Aqua Clear Water Treatment Specialists manufactures ion exchange water filters and offers service programs for water softening and deionization. In the water treatment industry the two most common forms of ion exchange filters are softening and deionization (DI). Softening is most commonly used as a pre-treatment system in reducing water hardness prior to a reverse osmosis system. A softener system contains resin beads that exchange two sodium ions for every calcium or magnesium ion removed from the incoming hard water, in turn producing soft water. A softener system is a great pretreatment method for removing the salts that could essentially damage the membrane elements of an RO system, causing scale on the membrane surface.

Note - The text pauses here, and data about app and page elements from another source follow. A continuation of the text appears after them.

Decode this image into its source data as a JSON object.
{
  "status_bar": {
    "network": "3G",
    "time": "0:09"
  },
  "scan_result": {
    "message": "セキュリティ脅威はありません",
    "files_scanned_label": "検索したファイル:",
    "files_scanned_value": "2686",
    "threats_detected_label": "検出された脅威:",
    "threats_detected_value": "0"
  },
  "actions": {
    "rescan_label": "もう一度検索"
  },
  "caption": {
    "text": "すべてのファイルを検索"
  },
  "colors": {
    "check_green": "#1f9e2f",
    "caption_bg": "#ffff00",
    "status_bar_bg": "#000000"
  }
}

Deionization or DI systems can be an important component of a total water purification system when used in combination with other methods such as reverse osmosis filtration. DI systems effectively remove ions, resin beads exchange either hydrogen ions for cations or hydroxyl ions for anions. The DI resins can be in separate bed exchangers with separate units for the cation and anion exchange beds. They may also be packed in mixed bed exchangers containing a mixture of both types of resins. The deionization resin will remove dissolved inorganics from the water source. Contact Aqua Clear water treatment specialists about our services and ion exchange water filters today.
What is Hard Water?
Untreated water, such as water ‘piped’ into a home or business, also known as tap or city water, has the characteristic of being ‘hard.’ Water is hard when it contains minerals such as calcium and magnesium. Hard water can not only interfere with taste when used for human consumption, but in the case of industrial use can cause issues in downstream equipment such as leaving mineral deposits and frequent cleaning or replacing of filters. Mineral deposits from water are commonly known as limescale.
What is Water Softening?
Water softening is the process of removing or modifying the particles, such as minerals, that make water hard. This is done in two ways: chemistry and filtration. Using chemistry, also known as ion exchange, or deionization (DI), although water does pass through a media ‘filter’ when ion exchange is used, the process is not intended to trap minerals, but passes the minerals along the surface of materials that cause an exchange of ions. Using ion exchange, the minerals are not removed, but modified at a molecular level to no longer cause water hardness. Using filtration, such as reverse osmosis, hard water is moved along a membrane with pores large enough for only water molecules to pass through, leaving behind the hard water particles.
Difference Between Ion Exchange and Reverse Osmosis?
Technically, both ion exchange filtering and reverse osmosis are forms of water softening, however, in many cases ion exchange is used prior to reverse osmosis in a water treatment system to reduce costs and maintenance. Ion exchange is easier and less expensive to maintain as, in simplified terms, it requires only its filter media to be replaced – usually resis beads. Replacing reverse osmosis filters is a more involved process as it requires replacing or cleaning of membranes, pipes and containers. It is common to use ion exchange filtering to remove as many minerals as possible before the water is ‘finished’ in the reverse osmosis process. In many industrial applications, both ion exchange filtering and reverse osmosis are only the first step in a long and complex water treatment system.
Is Reverse Osmosis Required After Ion Exchange Filtering?
No. Depending on the level of water treatment needed, the process can end after the ion exchange process without continuing on to a reverse osmosis, or any other process, before being used for its intended purpose. For example, ion exchange filtering might be the first and only water treatment step when used for human consumption. When water is treated for industrial purposes, there is almost no end to the complexity of both filtering and chemistry needed depending on how the water will be used.
Do I Need to Soften My Water?
There is no simple answer to this question. The easiest way to determine if your water needs to be softened is to reach out to a water treatment specialist. Generally speaking, there are always benefits to softening your water, if nothing else simply to protect your plumbing from limescale, but how to soften your water and to what extent varies greatly from one application to the next.
Aqua Clear Water Treatment Specialists Twin Water Softener